When I was little the cinema was my happy place. I appreciate that is likely the case for a great many of you, and I’m sure there are plenty of people reading this now that will have experienced similar things to me as a kid. I didn’t have the worst home-life, and I was a pretty spoilt, difficult child, but I was also a pretty unhappy one, and there was something about the escapism that cinema brought me that really helped me through some of my most difficult times.
I was always excited to go to the cinema. There were a great many times I bunked off school to go see a new movie, and often I would watch three films in a row. When the Unlimited Card was introduced by Cineworld (my local cinema at the time), I started going to see everything. Films I would have never shown an interest in were it not for the freedom the Unlimited Card offered up constantly surprised me. I can remember watching Bridge to Terabithia and weeping at the ending. I went to go seen X-Men 2 more times than I care to admit. I can remember laughing out loud at the use of comic sans font on the opening credits of The Bratz Movie.
Now, with the world on edge at the spread of COVID-19, and the likelihood of a lockdown growing every day, the cinema is something I long for. The communal experience of watching a film in a darkened room with a group of strangers, excitedly awaiting each twist and turn and development in the plot, chuckling as a group at the funny bits, sharing empathy at the sad, jumping out of our skins when the jump-scares come, is something that I’m going to greatly miss over the next few weeks… maybe even months.
It’s no secret that the arts are going to really struggle. Not just cinemas, but theatres, music venues and any other communal experience. But, streaming services are here for us all, to help us while away the hours cooped up in our homes, and it is with this point that I wanted to come back to something I spoke about a little while ago here on this blog.
With the advent of video on demand I had expected, perhaps a little hopefully, that we might see an increase in the audience for low-budget and micro-budget movies. The kinds of films I and my friends make, for example. The work of people far outside the mainstream of the studio system, whose movies are simply never going to receive a theatrical run but are ready to be discovered by an online audience.
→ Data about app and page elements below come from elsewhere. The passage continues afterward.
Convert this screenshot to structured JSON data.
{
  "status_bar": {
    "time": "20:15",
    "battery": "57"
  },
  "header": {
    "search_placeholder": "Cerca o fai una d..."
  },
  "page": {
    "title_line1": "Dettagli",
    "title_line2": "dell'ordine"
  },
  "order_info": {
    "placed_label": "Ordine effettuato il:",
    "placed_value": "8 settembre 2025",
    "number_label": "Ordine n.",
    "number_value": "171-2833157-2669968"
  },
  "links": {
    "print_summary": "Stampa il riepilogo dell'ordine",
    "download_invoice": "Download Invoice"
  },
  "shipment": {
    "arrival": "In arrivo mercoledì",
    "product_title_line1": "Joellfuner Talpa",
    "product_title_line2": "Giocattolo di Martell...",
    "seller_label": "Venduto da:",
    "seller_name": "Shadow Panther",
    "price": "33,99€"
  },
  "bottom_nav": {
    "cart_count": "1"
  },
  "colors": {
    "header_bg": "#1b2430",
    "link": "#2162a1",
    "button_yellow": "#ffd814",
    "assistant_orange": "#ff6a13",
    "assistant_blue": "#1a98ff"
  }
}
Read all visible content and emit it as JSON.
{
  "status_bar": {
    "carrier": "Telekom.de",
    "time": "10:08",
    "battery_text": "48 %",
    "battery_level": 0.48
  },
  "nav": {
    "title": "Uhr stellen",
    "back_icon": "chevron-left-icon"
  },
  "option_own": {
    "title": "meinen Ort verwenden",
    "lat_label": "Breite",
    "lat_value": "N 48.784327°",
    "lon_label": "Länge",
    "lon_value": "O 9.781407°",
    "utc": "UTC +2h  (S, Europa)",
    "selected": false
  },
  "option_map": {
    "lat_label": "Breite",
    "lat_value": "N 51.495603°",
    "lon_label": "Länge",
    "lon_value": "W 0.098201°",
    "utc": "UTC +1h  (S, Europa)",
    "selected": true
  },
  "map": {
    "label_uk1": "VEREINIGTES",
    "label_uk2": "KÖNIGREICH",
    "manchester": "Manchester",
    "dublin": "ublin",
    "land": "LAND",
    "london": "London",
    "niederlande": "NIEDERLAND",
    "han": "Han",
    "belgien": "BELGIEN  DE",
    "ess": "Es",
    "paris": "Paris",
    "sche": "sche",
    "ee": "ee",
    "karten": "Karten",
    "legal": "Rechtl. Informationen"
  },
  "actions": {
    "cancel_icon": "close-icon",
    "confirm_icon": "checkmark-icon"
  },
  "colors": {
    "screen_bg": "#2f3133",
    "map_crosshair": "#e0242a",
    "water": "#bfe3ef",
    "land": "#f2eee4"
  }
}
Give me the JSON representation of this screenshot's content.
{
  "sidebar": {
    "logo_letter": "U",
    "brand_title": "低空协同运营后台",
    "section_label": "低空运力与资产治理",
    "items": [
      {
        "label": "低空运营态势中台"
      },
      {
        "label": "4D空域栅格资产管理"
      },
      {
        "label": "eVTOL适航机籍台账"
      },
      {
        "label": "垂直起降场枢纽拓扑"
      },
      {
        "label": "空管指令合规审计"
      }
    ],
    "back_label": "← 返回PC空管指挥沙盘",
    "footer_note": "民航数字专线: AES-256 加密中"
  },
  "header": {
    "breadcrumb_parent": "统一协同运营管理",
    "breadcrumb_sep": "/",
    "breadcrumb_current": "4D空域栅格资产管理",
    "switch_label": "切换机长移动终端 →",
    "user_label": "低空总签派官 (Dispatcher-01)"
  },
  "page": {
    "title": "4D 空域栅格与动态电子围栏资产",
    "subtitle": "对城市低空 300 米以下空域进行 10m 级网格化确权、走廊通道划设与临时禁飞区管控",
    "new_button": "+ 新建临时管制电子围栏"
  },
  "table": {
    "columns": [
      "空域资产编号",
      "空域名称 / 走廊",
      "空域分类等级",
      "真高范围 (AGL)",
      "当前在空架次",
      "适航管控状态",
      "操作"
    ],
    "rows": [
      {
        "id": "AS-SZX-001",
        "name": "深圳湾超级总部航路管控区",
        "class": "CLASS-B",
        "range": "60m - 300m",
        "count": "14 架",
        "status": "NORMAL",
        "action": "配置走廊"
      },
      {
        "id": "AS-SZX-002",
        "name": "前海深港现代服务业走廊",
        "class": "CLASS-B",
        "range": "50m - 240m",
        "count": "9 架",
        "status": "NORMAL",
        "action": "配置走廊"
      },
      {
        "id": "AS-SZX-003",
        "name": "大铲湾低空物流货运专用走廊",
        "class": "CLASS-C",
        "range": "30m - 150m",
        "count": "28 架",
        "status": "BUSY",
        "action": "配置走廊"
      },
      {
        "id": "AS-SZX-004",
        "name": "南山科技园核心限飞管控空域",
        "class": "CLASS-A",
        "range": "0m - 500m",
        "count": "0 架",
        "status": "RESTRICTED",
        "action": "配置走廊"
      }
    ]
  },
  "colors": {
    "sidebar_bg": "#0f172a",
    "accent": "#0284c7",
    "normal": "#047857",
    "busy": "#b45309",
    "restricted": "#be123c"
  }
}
That doesn’t seem to have happened, at least not to the scale I had imagined. But, since we’re all locked up in homes now, unable to go out and share our movie watching together, perhaps now is the time for the low and micro-budget film to find its audience?
My movie, Follow the Crows, for example, is available on Amazon Prime. And if you’re a little bored of watching the same films from the same studios repeatedly, maybe you could check it out and leave us a review. If you’re a Prime member, it’s free to watch, if you’re not, it’s available to rent cheaply, and I can assure you everyone involved would very much appreciate your support.
Of course, I understand that this isn’t a key concern for most audiences. But if you’re looking to broaden your viewing habits a little bit, and support those of us who are unable to continue working during the coming months at the same time, then these films from these kinds of filmmakers are ideal viewing.
I’m not going to lie; they won’t all be good. But you might just find, like I did when I was going to the cinema every waking minute, that there could be some surprises amongst them. You never know, maybe you’ll discover a new favourite!
During the coming weeks and months, the arts are going to be integral for all of us to be able to cope and get through the uncertainty. Supporting artists may not seem like an important part of all of this, but as you’re reading a book, listening to music, watching a film, or playing a game, remember that all of those things came from people who need your support to stay afloat.
So, next time you’re scrolling through Netflix or Amazon Prime or whatever streaming service you use, maybe go looking for something you wouldn’t normally give a second thought. It could just surprise you, and it might just really help out someone during this time.